Texas teens took part in a quinceañera-themed protest Wednesday morning on the south steps of the Capitol to voice their opposition to Senate Bill 4, the so-called sanctuary cities ban.
About 50 people were also there to support the 15 young Latinas, who donned the puffy party dresses commonly seen at the coming-of-age celebrations. Some of the participants told their stories of how the law would affect them as daughters of immigrants.
“When Gov. Greg Abbott signed the bill into law on May 7, he disrespected my community,” said Magdalena Juarez, 17, and one of the teens dressed as quinceañeras. “If lawmakers want to attack and criminalize us, then we will fight back. We will resist through celebrating our families and our culture.”
SB 4, which was signed in May but won’t go into effect until Sept. 1, would prohibit police chiefs and sheriffs from barring their officers from asking people about their immigration status during an arrest or a lawful detention, such as a routine traffic stop.

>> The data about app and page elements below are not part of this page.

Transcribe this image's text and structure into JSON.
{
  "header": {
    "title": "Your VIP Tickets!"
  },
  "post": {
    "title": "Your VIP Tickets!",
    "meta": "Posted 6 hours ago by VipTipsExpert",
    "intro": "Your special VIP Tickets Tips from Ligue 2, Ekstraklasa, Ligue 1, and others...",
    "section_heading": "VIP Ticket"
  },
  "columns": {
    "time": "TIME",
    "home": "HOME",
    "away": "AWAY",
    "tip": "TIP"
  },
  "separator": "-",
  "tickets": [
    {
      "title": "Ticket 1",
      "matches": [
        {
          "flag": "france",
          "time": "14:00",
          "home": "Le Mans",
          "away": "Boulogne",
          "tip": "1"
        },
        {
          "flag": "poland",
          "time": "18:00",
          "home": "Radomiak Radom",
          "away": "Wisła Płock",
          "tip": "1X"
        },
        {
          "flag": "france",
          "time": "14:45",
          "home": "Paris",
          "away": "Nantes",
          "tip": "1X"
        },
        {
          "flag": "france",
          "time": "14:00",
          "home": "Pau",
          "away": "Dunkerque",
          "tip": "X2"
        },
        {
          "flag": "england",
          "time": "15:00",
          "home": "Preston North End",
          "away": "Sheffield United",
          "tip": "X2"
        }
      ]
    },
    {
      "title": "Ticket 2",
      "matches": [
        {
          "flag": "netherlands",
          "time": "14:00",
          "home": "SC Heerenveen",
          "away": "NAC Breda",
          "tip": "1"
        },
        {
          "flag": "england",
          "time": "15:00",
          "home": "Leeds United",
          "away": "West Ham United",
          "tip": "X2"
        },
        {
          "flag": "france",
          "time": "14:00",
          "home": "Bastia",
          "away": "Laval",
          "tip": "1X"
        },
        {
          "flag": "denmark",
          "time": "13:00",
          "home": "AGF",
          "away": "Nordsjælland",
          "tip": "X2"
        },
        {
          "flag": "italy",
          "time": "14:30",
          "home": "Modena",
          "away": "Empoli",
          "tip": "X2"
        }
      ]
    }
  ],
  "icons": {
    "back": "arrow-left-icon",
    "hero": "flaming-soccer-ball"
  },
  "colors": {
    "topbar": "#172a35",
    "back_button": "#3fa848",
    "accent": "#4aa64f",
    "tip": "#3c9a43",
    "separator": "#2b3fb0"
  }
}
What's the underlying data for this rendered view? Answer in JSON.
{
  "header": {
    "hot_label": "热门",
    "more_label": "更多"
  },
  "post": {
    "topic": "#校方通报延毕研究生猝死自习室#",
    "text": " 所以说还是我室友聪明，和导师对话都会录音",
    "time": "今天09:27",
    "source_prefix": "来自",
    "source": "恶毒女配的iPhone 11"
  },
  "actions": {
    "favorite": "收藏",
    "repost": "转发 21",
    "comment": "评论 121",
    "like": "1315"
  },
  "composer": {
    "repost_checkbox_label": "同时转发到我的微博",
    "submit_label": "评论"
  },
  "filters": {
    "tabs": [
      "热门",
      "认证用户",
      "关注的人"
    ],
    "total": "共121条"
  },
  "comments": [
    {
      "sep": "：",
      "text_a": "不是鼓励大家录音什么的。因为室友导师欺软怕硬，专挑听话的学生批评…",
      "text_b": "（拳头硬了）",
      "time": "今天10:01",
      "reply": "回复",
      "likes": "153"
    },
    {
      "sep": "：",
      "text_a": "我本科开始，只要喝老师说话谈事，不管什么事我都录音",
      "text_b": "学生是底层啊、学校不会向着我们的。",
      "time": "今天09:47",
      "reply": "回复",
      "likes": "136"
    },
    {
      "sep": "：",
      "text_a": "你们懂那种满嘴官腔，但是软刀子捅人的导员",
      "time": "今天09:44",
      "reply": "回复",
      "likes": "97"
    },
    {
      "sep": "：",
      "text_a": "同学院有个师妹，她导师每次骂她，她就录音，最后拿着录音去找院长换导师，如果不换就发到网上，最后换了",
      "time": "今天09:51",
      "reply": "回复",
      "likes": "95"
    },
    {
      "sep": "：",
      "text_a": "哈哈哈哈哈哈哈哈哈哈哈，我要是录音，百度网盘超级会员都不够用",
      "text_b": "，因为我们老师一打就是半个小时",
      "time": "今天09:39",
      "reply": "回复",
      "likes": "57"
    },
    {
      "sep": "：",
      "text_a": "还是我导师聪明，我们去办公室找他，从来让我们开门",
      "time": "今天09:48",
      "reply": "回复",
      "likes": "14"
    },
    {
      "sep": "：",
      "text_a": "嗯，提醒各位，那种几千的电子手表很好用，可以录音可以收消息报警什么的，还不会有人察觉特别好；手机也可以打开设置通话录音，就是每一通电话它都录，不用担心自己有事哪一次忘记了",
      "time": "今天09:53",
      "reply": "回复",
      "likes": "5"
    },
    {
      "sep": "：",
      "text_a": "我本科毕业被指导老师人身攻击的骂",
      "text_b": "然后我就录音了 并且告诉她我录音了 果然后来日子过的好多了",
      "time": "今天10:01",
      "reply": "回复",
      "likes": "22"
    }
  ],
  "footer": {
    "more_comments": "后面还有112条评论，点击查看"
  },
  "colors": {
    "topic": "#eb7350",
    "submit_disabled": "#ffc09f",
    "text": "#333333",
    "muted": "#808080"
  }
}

The law has since drawn heavy criticism from immigration advocacy groups and Latinos, as well as triggered several protests and demonstrations across the state.
The protest, which was organized by the local Latino activism group Jolt, began with the women performing a choreographed dance routine — a tradition of quinceañeras — to songs that supported their stance including “Immigrants (We Get the Job Done)” and “Somos Más Americanos.” The teens ended the dance with their fist in the air as a symbol of resistance.
“We refuse to submit to an agenda of hate, and we refuse to be ashamed of who we are,” said Cristina Tzintzun, founder and director of Jolt. “This (event) was an opportunity to uplift our community culture.”
State Rep. Rafael Anchia, a Dallas Democrat and chairman of the Mexican-American legislative caucus, praised the teens on the Capitol steps and promised he will continue to fight against SB 4 in the legislature and the courts.
“Not only are they brave to be here and fight on behalf of their parents, but they are the future of this state and the future of this country,” he said.
After the event outside, the quinceañeras walked to lawmakers’ offices. They gave homemade paper flowers to those who were against SB4, provided flyers on the how the bill affects Latino communities to those who voted in favor, and reminded them they would be able to vote in a few years and have no intention of going anywhere.
“I want every Latino here to know that we are an 11 million, 40 percent, of the population here in Texas,” said Viridiana Sanchez, 16. “And if these politicos think we are going to go back down to where we came from, we’re not, because our ancestors have worked way too hard for us to be where we are.”